About this task:
The result should be the listing below, restated exactly, with its pictures left out.

Information:
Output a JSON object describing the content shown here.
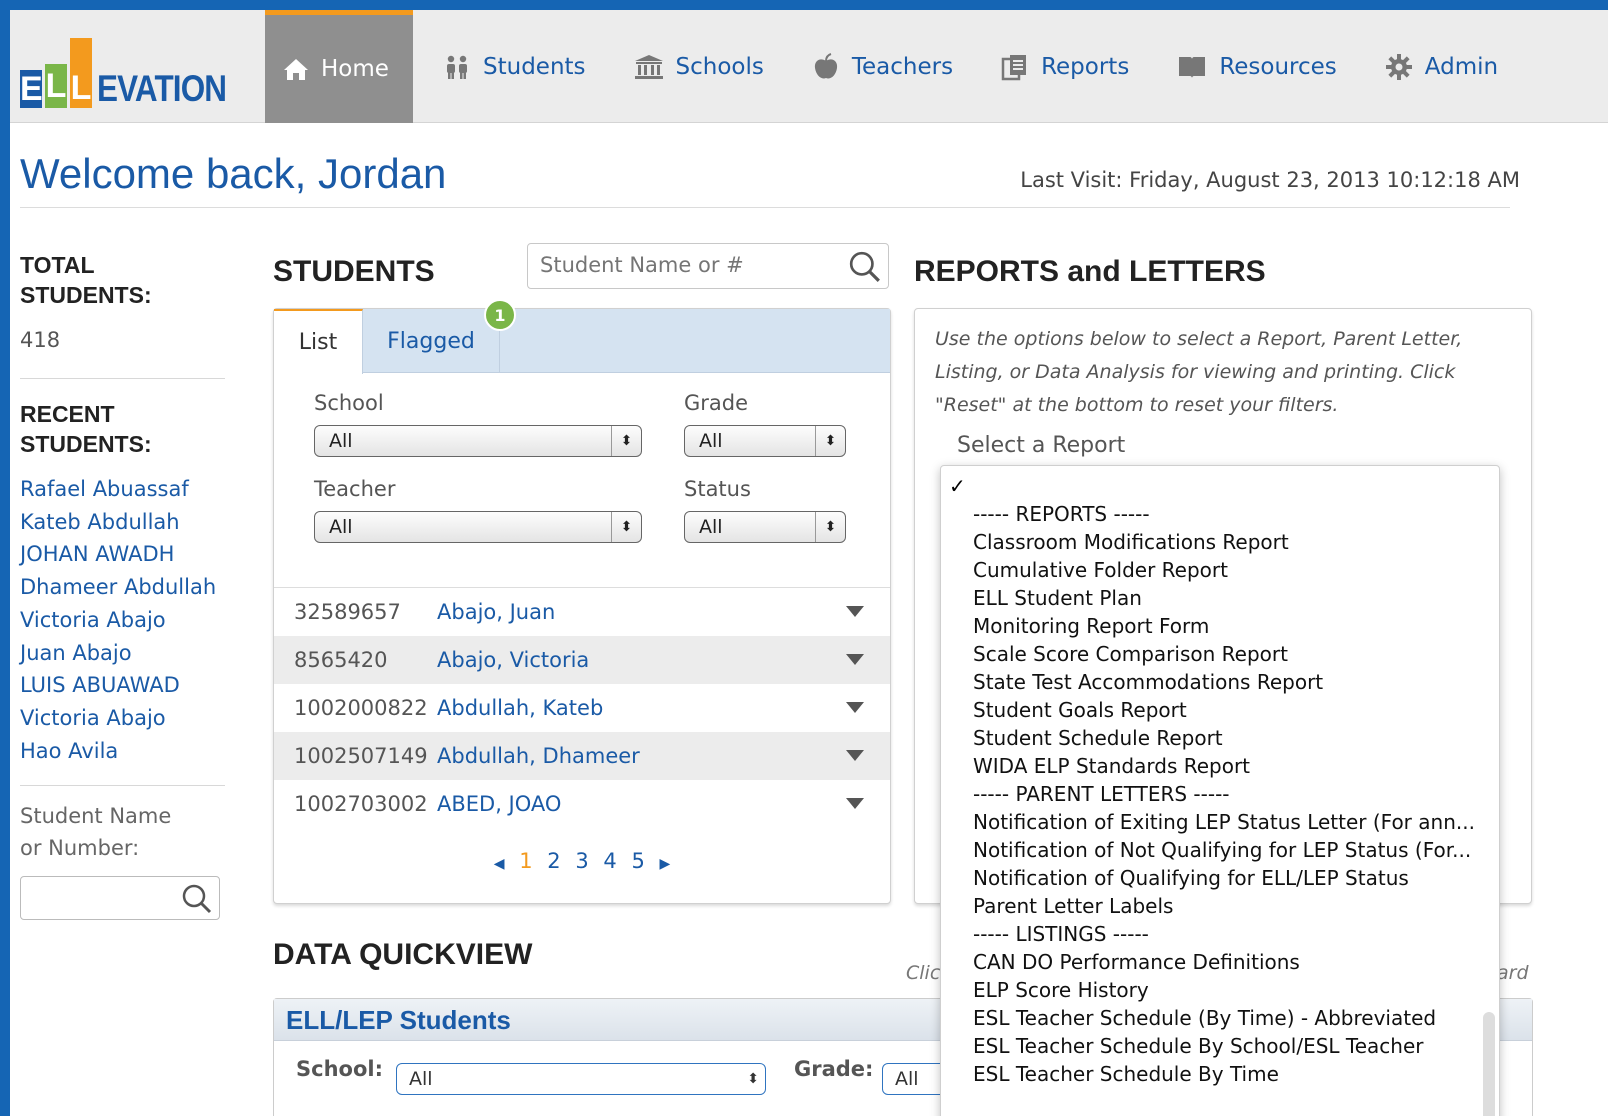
{
  "header": {
    "logo_letters": [
      "E",
      "L",
      "L"
    ],
    "logo_text": "EVATION",
    "nav": [
      {
        "label": "Home",
        "icon": "home-icon"
      },
      {
        "label": "Students",
        "icon": "people-icon"
      },
      {
        "label": "Schools",
        "icon": "building-icon"
      },
      {
        "label": "Teachers",
        "icon": "apple-icon"
      },
      {
        "label": "Reports",
        "icon": "document-icon"
      },
      {
        "label": "Resources",
        "icon": "book-icon"
      },
      {
        "label": "Admin",
        "icon": "gear-icon"
      }
    ]
  },
  "welcome": {
    "title": "Welcome back, Jordan",
    "last_visit": "Last Visit: Friday, August 23, 2013 10:12:18 AM"
  },
  "sidebar": {
    "total_label_1": "TOTAL",
    "total_label_2": "STUDENTS:",
    "total_count": "418",
    "recent_label_1": "RECENT",
    "recent_label_2": "STUDENTS:",
    "recent": [
      "Rafael Abuassaf",
      "Kateb Abdullah",
      "JOHAN AWADH",
      "Dhameer Abdullah",
      "Victoria Abajo",
      "Juan Abajo",
      "LUIS ABUAWAD",
      "Victoria Abajo",
      "Hao Avila"
    ],
    "search_label_1": "Student Name",
    "search_label_2": "or Number:"
  },
  "students": {
    "title": "STUDENTS",
    "search_placeholder": "Student Name or #",
    "tabs": {
      "list": "List",
      "flagged": "Flagged",
      "flagged_count": "1"
    },
    "filters": {
      "school_label": "School",
      "school_value": "All",
      "grade_label": "Grade",
      "grade_value": "All",
      "teacher_label": "Teacher",
      "teacher_value": "All",
      "status_label": "Status",
      "status_value": "All"
    },
    "rows": [
      {
        "id": "32589657",
        "name": "Abajo, Juan"
      },
      {
        "id": "8565420",
        "name": "Abajo, Victoria"
      },
      {
        "id": "1002000822",
        "name": "Abdullah, Kateb"
      },
      {
        "id": "1002507149",
        "name": "Abdullah, Dhameer"
      },
      {
        "id": "1002703002",
        "name": "ABED, JOAO"
      }
    ],
    "pages": [
      "1",
      "2",
      "3",
      "4",
      "5"
    ]
  },
  "quickview": {
    "title": "DATA QUICKVIEW",
    "panel_title": "ELL/LEP Students",
    "school_label": "School:",
    "school_value": "All",
    "grade_label": "Grade:",
    "grade_value": "All",
    "note_left": "Clic",
    "note_right": "ard"
  },
  "reports": {
    "title": "REPORTS and LETTERS",
    "description": "Use the options below to select a Report, Parent Letter, Listing, or Data Analysis for viewing and printing. Click \"Reset\" at the bottom to reset your filters.",
    "select_label": "Select a Report",
    "check": "✓",
    "options": [
      "----- REPORTS -----",
      "Classroom Modifications Report",
      "Cumulative Folder Report",
      "ELL Student Plan",
      "Monitoring Report Form",
      "Scale Score Comparison Report",
      "State Test Accommodations Report",
      "Student Goals Report",
      "Student Schedule Report",
      "WIDA ELP Standards Report",
      "----- PARENT LETTERS -----",
      "Notification of Exiting LEP Status Letter (For ann...",
      "Notification of Not Qualifying for LEP Status (For...",
      "Notification of Qualifying for ELL/LEP Status",
      "Parent Letter Labels",
      "----- LISTINGS -----",
      "CAN DO Performance Definitions",
      "ELP Score History",
      "ESL Teacher Schedule (By Time) - Abbreviated",
      "ESL Teacher Schedule By School/ESL Teacher",
      "ESL Teacher Schedule By Time"
    ]
  },
  "colors": {
    "brand_blue": "#1a5aa6",
    "accent_orange": "#f39a1e",
    "accent_green": "#7ab648",
    "frame_blue": "#1565b4"
  }
}
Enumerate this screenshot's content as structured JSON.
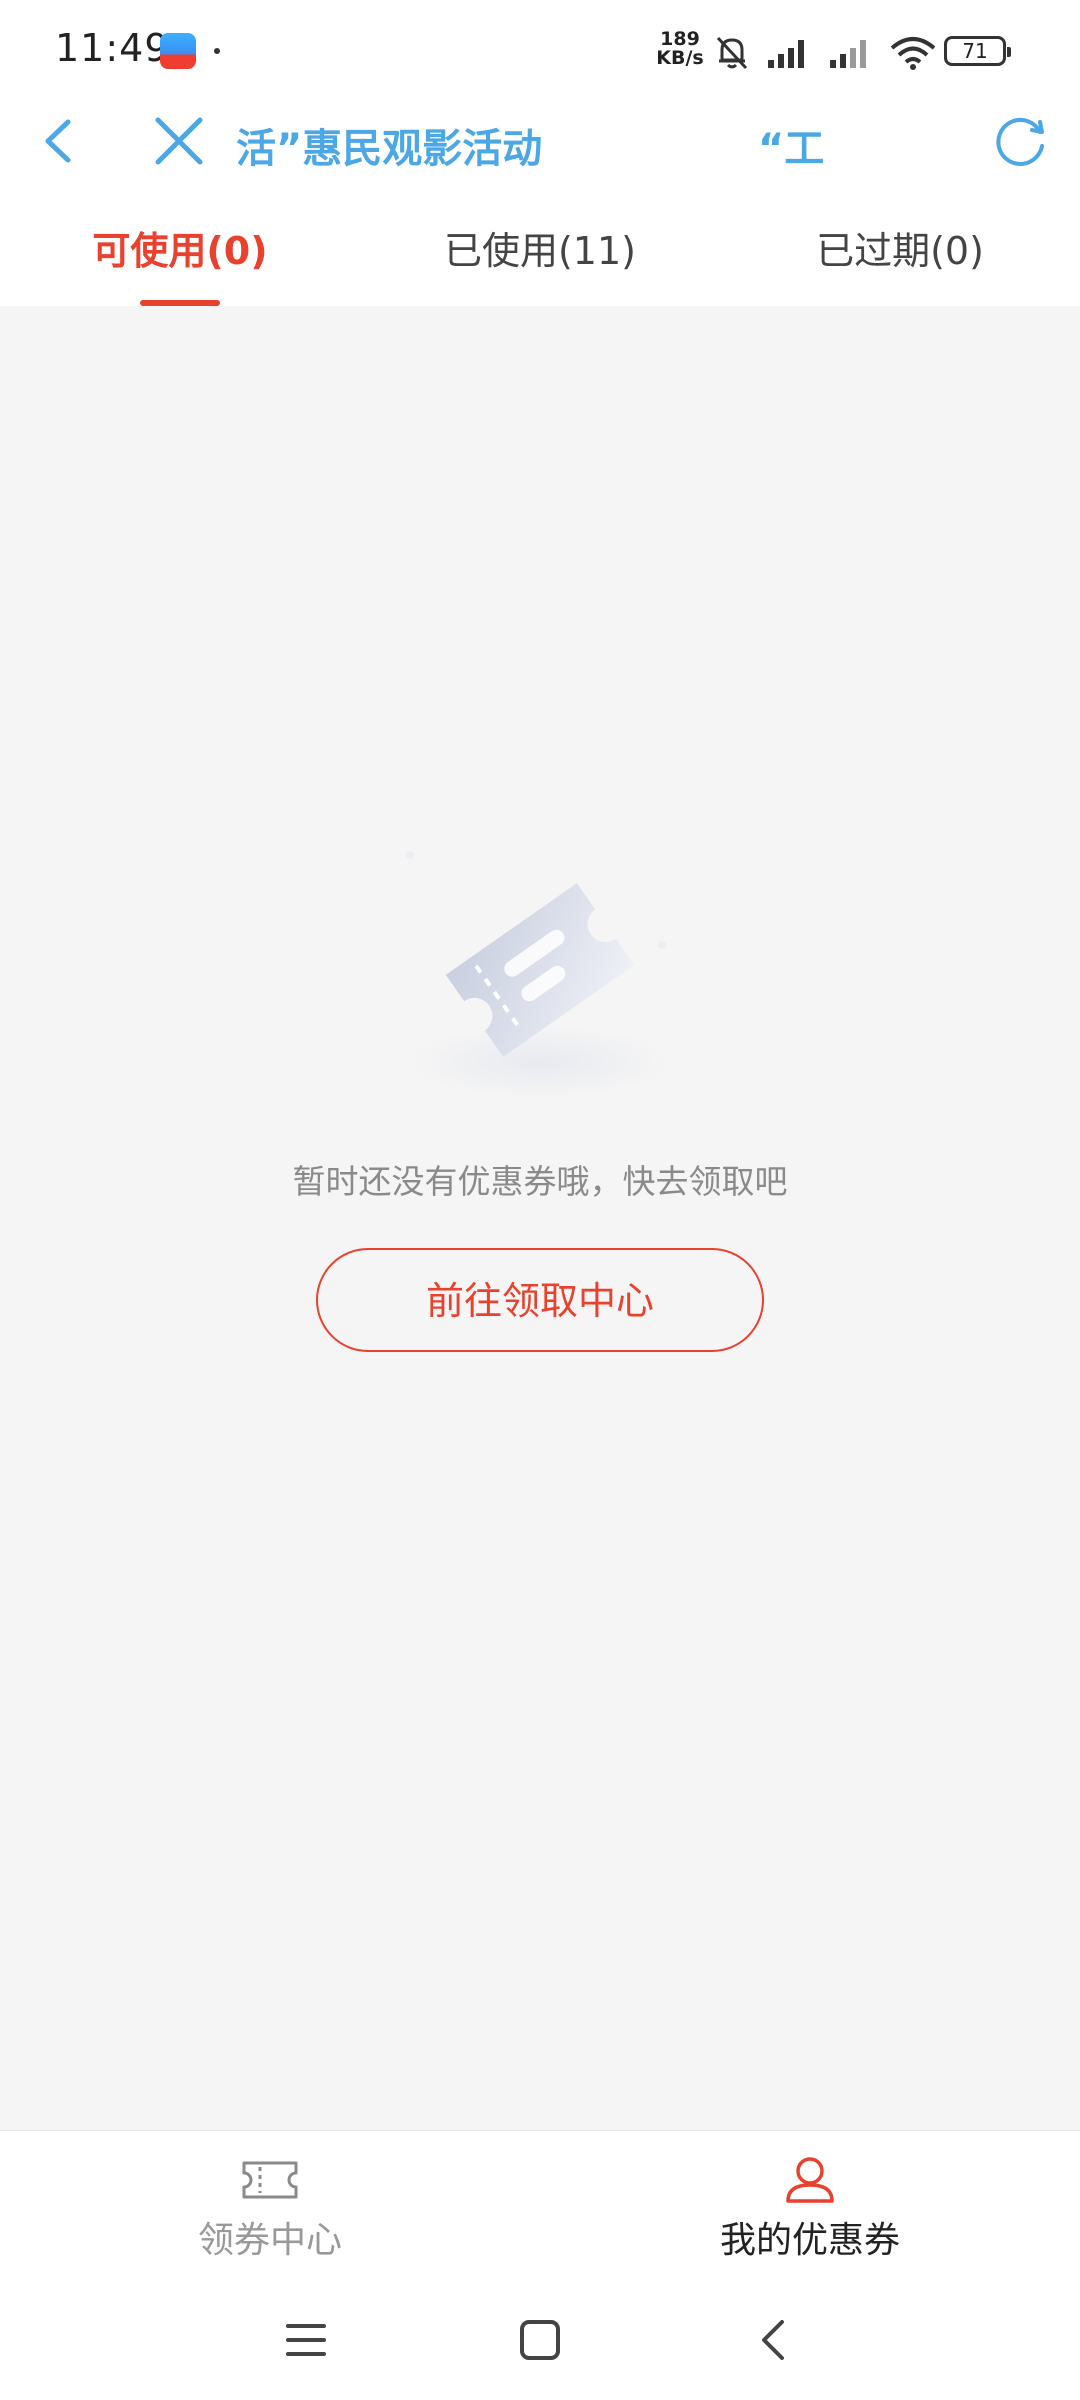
{
  "status_bar": {
    "time": "11:49",
    "net_speed_value": "189",
    "net_speed_unit": "KB/s",
    "battery": "71"
  },
  "nav": {
    "title": "活”惠民观影活动",
    "title_secondary": "“工",
    "accent_color": "#4ba7e6"
  },
  "tabs": [
    {
      "label": "可使用(0)",
      "active": true
    },
    {
      "label": "已使用(11)",
      "active": false
    },
    {
      "label": "已过期(0)",
      "active": false
    }
  ],
  "empty_state": {
    "message": "暂时还没有优惠券哦，快去领取吧",
    "button_label": "前往领取中心",
    "accent_color": "#e8412e"
  },
  "bottom_tabs": [
    {
      "label": "领券中心",
      "icon": "ticket-icon",
      "active": false
    },
    {
      "label": "我的优惠券",
      "icon": "user-icon",
      "active": true
    }
  ],
  "system_nav": {
    "icons": [
      "menu-icon",
      "home-icon",
      "back-icon"
    ]
  }
}
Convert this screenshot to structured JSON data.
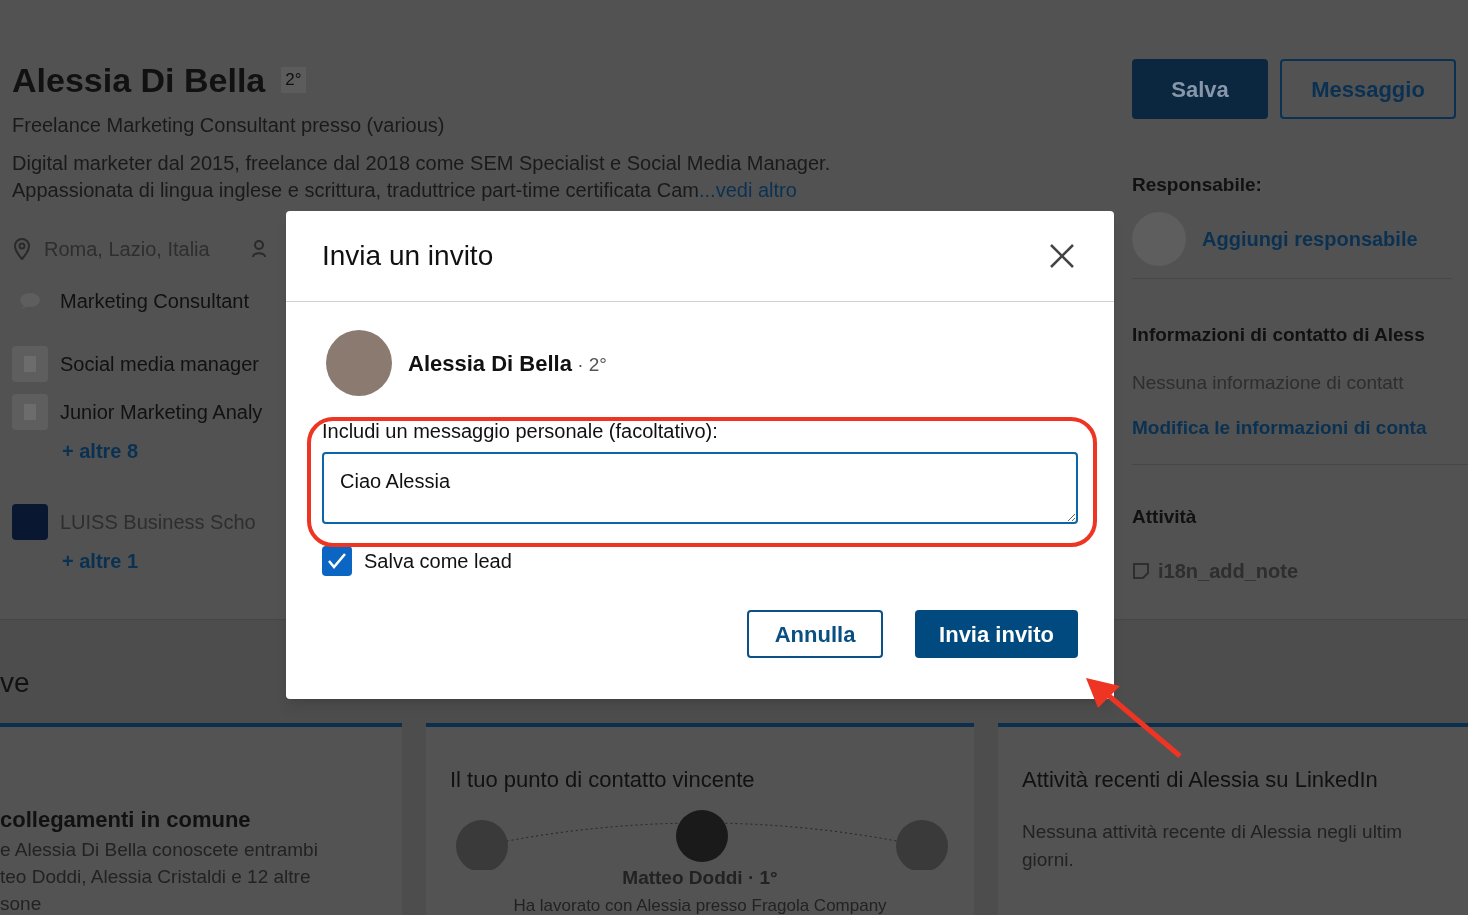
{
  "profile": {
    "name": "Alessia Di Bella",
    "degree": "2°",
    "headline": "Freelance Marketing Consultant presso (various)",
    "summary": [
      "Digital marketer dal 2015, freelance dal 2018 come SEM Specialist e Social Media Manager.",
      "Appassionata di lingua inglese e scrittura, traduttrice part-time certificata Cam"
    ],
    "see_more": "...vedi altro",
    "location": "Roma, Lazio, Italia",
    "details": [
      {
        "kind": "chat",
        "text": "Marketing Consultant"
      },
      {
        "kind": "company",
        "text": "Social media manager"
      },
      {
        "kind": "company",
        "text": "Junior Marketing Analy",
        "more": "+ altre 8"
      },
      {
        "kind": "school",
        "text": "LUISS Business Scho",
        "more": "+ altre 1"
      }
    ]
  },
  "actions": [
    {
      "label": "Salva",
      "kind": "primary"
    },
    {
      "label": "Messaggio",
      "kind": "secondary"
    }
  ],
  "sidebar": {
    "owner_heading": "Responsabile:",
    "owner_link": "Aggiungi responsabile",
    "contact_heading": "Informazioni di contatto di Aless",
    "contact_empty": "Nessuna informazione di contatt",
    "contact_link": "Modifica le informazioni di conta",
    "activity_heading": "Attività",
    "activity_item": "i18n_add_note"
  },
  "section_title": "ve",
  "cards": [
    {
      "kind": "connections",
      "title": "collegamenti in comune",
      "lines": [
        "e Alessia Di Bella conoscete entrambi",
        "teo Doddi, Alessia Cristaldi e 12 altre",
        "sone"
      ]
    },
    {
      "kind": "path",
      "title": "Il tuo punto di contatto vincente",
      "person": "Matteo Doddi · 1°",
      "note": "Ha lavorato con Alessia presso Fragola Company"
    },
    {
      "kind": "activity",
      "title": "Attività recenti di Alessia su LinkedIn",
      "lines": [
        "Nessuna attività recente di Alessia negli ultim",
        "giorni."
      ]
    }
  ],
  "dialog": {
    "title": "Invia un invito",
    "name": "Alessia Di Bella",
    "degree": " · 2°",
    "message_label": "Includi un messaggio personale (facoltativo):",
    "message": "Ciao Alessia",
    "save_as_lead": {
      "label": "Salva come lead",
      "checked": true
    },
    "buttons": [
      {
        "label": "Annulla",
        "kind": "secondary"
      },
      {
        "label": "Invia invito",
        "kind": "primary"
      }
    ]
  }
}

Your solution:
Output a JSON object describing the content shown here.
{
  "header": {
    "logo_letters": [
      "E",
      "L",
      "L"
    ],
    "logo_text": "EVATION",
    "nav": [
      {
        "label": "Home",
        "icon": "home-icon"
      },
      {
        "label": "Students",
        "icon": "people-icon"
      },
      {
        "label": "Schools",
        "icon": "building-icon"
      },
      {
        "label": "Teachers",
        "icon": "apple-icon"
      },
      {
        "label": "Reports",
        "icon": "document-icon"
      },
      {
        "label": "Resources",
        "icon": "book-icon"
      },
      {
        "label": "Admin",
        "icon": "gear-icon"
      }
    ]
  },
  "welcome": {
    "title": "Welcome back, Jordan",
    "last_visit": "Last Visit: Friday, August 23, 2013 10:12:18 AM"
  },
  "sidebar": {
    "total_label_1": "TOTAL",
    "total_label_2": "STUDENTS:",
    "total_count": "418",
    "recent_label_1": "RECENT",
    "recent_label_2": "STUDENTS:",
    "recent": [
      "Rafael Abuassaf",
      "Kateb Abdullah",
      "JOHAN AWADH",
      "Dhameer Abdullah",
      "Victoria Abajo",
      "Juan Abajo",
      "LUIS ABUAWAD",
      "Victoria Abajo",
      "Hao Avila"
    ],
    "search_label_1": "Student Name",
    "search_label_2": "or Number:"
  },
  "students": {
    "title": "STUDENTS",
    "search_placeholder": "Student Name or #",
    "tabs": {
      "list": "List",
      "flagged": "Flagged",
      "flagged_count": "1"
    },
    "filters": {
      "school_label": "School",
      "school_value": "All",
      "grade_label": "Grade",
      "grade_value": "All",
      "teacher_label": "Teacher",
      "teacher_value": "All",
      "status_label": "Status",
      "status_value": "All"
    },
    "rows": [
      {
        "id": "32589657",
        "name": "Abajo, Juan"
      },
      {
        "id": "8565420",
        "name": "Abajo, Victoria"
      },
      {
        "id": "1002000822",
        "name": "Abdullah, Kateb"
      },
      {
        "id": "1002507149",
        "name": "Abdullah, Dhameer"
      },
      {
        "id": "1002703002",
        "name": "ABED, JOAO"
      }
    ],
    "pages": [
      "1",
      "2",
      "3",
      "4",
      "5"
    ]
  },
  "quickview": {
    "title": "DATA QUICKVIEW",
    "panel_title": "ELL/LEP Students",
    "school_label": "School:",
    "school_value": "All",
    "grade_label": "Grade:",
    "grade_value": "All",
    "note_left": "Clic",
    "note_right": "ard"
  },
  "reports": {
    "title": "REPORTS and LETTERS",
    "description": "Use the options below to select a Report, Parent Letter, Listing, or Data Analysis for viewing and printing. Click \"Reset\" at the bottom to reset your filters.",
    "select_label": "Select a Report",
    "check": "✓",
    "options": [
      "----- REPORTS -----",
      "Classroom Modifications Report",
      "Cumulative Folder Report",
      "ELL Student Plan",
      "Monitoring Report Form",
      "Scale Score Comparison Report",
      "State Test Accommodations Report",
      "Student Goals Report",
      "Student Schedule Report",
      "WIDA ELP Standards Report",
      "----- PARENT LETTERS -----",
      "Notification of Exiting LEP Status Letter (For ann...",
      "Notification of Not Qualifying for LEP Status (For...",
      "Notification of Qualifying for ELL/LEP Status",
      "Parent Letter Labels",
      "----- LISTINGS -----",
      "CAN DO Performance Definitions",
      "ELP Score History",
      "ESL Teacher Schedule (By Time) - Abbreviated",
      "ESL Teacher Schedule By School/ESL Teacher",
      "ESL Teacher Schedule By Time"
    ]
  },
  "colors": {
    "brand_blue": "#1a5aa6",
    "accent_orange": "#f39a1e",
    "accent_green": "#7ab648",
    "frame_blue": "#1565b4"
  }
}
Enumerate this screenshot's content as structured JSON.
{
  "status_bar": {
    "time": "11:49",
    "net_speed_value": "189",
    "net_speed_unit": "KB/s",
    "battery": "71"
  },
  "nav": {
    "title": "活”惠民观影活动",
    "title_secondary": "“工",
    "accent_color": "#4ba7e6"
  },
  "tabs": [
    {
      "label": "可使用(0)",
      "active": true
    },
    {
      "label": "已使用(11)",
      "active": false
    },
    {
      "label": "已过期(0)",
      "active": false
    }
  ],
  "empty_state": {
    "message": "暂时还没有优惠券哦，快去领取吧",
    "button_label": "前往领取中心",
    "accent_color": "#e8412e"
  },
  "bottom_tabs": [
    {
      "label": "领券中心",
      "icon": "ticket-icon",
      "active": false
    },
    {
      "label": "我的优惠券",
      "icon": "user-icon",
      "active": true
    }
  ],
  "system_nav": {
    "icons": [
      "menu-icon",
      "home-icon",
      "back-icon"
    ]
  }
}
Convert this screenshot to structured JSON data.
{
  "profile": {
    "name": "Alessia Di Bella",
    "degree": "2°",
    "headline": "Freelance Marketing Consultant presso (various)",
    "summary": [
      "Digital marketer dal 2015, freelance dal 2018 come SEM Specialist e Social Media Manager.",
      "Appassionata di lingua inglese e scrittura, traduttrice part-time certificata Cam"
    ],
    "see_more": "...vedi altro",
    "location": "Roma, Lazio, Italia",
    "details": [
      {
        "kind": "chat",
        "text": "Marketing Consultant"
      },
      {
        "kind": "company",
        "text": "Social media manager"
      },
      {
        "kind": "company",
        "text": "Junior Marketing Analy",
        "more": "+ altre 8"
      },
      {
        "kind": "school",
        "text": "LUISS Business Scho",
        "more": "+ altre 1"
      }
    ]
  },
  "actions": [
    {
      "label": "Salva",
      "kind": "primary"
    },
    {
      "label": "Messaggio",
      "kind": "secondary"
    }
  ],
  "sidebar": {
    "owner_heading": "Responsabile:",
    "owner_link": "Aggiungi responsabile",
    "contact_heading": "Informazioni di contatto di Aless",
    "contact_empty": "Nessuna informazione di contatt",
    "contact_link": "Modifica le informazioni di conta",
    "activity_heading": "Attività",
    "activity_item": "i18n_add_note"
  },
  "section_title": "ve",
  "cards": [
    {
      "kind": "connections",
      "title": "collegamenti in comune",
      "lines": [
        "e Alessia Di Bella conoscete entrambi",
        "teo Doddi, Alessia Cristaldi e 12 altre",
        "sone"
      ]
    },
    {
      "kind": "path",
      "title": "Il tuo punto di contatto vincente",
      "person": "Matteo Doddi · 1°",
      "note": "Ha lavorato con Alessia presso Fragola Company"
    },
    {
      "kind": "activity",
      "title": "Attività recenti di Alessia su LinkedIn",
      "lines": [
        "Nessuna attività recente di Alessia negli ultim",
        "giorni."
      ]
    }
  ],
  "dialog": {
    "title": "Invia un invito",
    "name": "Alessia Di Bella",
    "degree": " · 2°",
    "message_label": "Includi un messaggio personale (facoltativo):",
    "message": "Ciao Alessia",
    "save_as_lead": {
      "label": "Salva come lead",
      "checked": true
    },
    "buttons": [
      {
        "label": "Annulla",
        "kind": "secondary"
      },
      {
        "label": "Invia invito",
        "kind": "primary"
      }
    ]
  }
}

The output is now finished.